Dataset rows describing interfaces:
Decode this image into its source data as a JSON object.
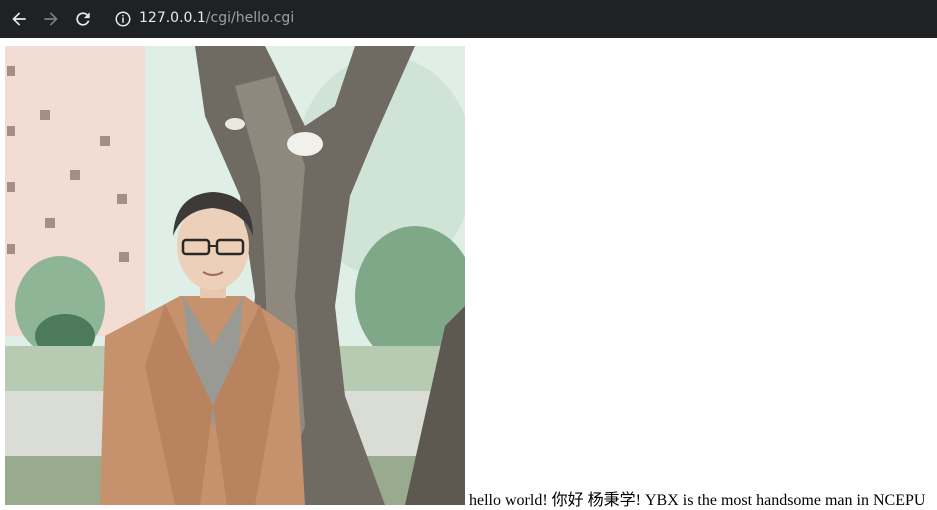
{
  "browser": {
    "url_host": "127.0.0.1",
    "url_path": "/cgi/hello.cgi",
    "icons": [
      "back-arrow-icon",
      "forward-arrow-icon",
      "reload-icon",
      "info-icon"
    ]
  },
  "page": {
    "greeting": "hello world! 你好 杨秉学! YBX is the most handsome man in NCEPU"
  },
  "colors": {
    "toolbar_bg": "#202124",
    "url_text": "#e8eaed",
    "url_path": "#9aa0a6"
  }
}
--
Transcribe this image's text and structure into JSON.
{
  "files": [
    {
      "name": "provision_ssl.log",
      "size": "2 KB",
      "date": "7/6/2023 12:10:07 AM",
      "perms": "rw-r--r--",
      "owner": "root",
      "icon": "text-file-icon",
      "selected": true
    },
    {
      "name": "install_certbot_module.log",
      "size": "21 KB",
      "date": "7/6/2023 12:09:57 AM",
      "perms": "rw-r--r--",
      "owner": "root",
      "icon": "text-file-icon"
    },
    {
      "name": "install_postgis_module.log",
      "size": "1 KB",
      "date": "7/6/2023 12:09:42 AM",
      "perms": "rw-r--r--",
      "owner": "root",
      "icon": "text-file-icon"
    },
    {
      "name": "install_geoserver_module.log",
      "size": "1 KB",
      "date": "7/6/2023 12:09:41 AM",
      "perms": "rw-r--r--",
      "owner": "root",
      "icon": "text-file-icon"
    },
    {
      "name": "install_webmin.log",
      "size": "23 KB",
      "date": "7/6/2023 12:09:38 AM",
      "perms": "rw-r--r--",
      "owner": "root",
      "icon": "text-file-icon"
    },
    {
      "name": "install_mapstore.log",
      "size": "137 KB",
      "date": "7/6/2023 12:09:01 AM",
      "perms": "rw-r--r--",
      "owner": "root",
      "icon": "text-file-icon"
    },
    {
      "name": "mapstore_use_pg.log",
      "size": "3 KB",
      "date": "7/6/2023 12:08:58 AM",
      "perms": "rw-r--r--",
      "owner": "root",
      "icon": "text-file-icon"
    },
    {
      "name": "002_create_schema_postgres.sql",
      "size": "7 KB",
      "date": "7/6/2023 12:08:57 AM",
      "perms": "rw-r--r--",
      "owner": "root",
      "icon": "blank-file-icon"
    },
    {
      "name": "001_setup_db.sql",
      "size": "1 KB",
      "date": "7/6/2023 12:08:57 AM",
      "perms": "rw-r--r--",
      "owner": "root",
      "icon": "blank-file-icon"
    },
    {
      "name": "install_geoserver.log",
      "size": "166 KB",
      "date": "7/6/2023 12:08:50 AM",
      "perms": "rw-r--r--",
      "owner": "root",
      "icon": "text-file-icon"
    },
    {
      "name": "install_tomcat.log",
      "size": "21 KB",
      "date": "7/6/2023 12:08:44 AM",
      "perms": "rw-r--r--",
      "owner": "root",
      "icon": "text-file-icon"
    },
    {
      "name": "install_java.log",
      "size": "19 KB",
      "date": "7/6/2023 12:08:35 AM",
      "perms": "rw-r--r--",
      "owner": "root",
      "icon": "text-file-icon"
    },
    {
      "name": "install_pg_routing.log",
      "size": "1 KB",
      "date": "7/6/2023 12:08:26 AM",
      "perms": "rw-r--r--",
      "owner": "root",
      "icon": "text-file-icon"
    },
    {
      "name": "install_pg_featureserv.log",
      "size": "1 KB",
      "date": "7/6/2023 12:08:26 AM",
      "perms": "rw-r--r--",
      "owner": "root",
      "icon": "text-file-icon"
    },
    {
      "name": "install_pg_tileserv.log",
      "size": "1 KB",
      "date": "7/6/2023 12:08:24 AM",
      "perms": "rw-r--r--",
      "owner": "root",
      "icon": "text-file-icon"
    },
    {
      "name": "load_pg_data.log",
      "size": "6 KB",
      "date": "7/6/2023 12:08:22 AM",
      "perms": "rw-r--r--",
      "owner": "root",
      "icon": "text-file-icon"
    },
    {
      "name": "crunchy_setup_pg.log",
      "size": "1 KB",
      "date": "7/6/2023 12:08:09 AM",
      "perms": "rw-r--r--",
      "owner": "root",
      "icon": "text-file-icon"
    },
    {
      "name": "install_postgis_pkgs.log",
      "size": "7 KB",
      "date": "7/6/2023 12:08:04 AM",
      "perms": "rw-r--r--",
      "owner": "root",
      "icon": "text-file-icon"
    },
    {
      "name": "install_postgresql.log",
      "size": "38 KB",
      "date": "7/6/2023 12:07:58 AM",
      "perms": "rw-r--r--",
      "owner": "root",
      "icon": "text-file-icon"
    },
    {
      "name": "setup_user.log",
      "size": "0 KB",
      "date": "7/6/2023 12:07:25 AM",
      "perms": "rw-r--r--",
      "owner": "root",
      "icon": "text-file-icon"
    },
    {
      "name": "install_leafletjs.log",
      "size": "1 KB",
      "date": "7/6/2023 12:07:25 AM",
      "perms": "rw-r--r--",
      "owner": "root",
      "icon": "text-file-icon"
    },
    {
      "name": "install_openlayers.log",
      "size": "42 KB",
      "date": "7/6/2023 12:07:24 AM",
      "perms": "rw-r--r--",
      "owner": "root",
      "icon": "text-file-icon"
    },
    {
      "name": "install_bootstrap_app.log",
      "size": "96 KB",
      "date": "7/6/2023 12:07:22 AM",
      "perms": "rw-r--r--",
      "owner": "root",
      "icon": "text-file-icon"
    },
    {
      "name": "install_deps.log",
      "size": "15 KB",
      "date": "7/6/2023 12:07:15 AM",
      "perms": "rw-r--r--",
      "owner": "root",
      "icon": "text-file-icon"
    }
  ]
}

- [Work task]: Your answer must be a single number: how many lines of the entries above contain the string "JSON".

- [Answer to this task]: 2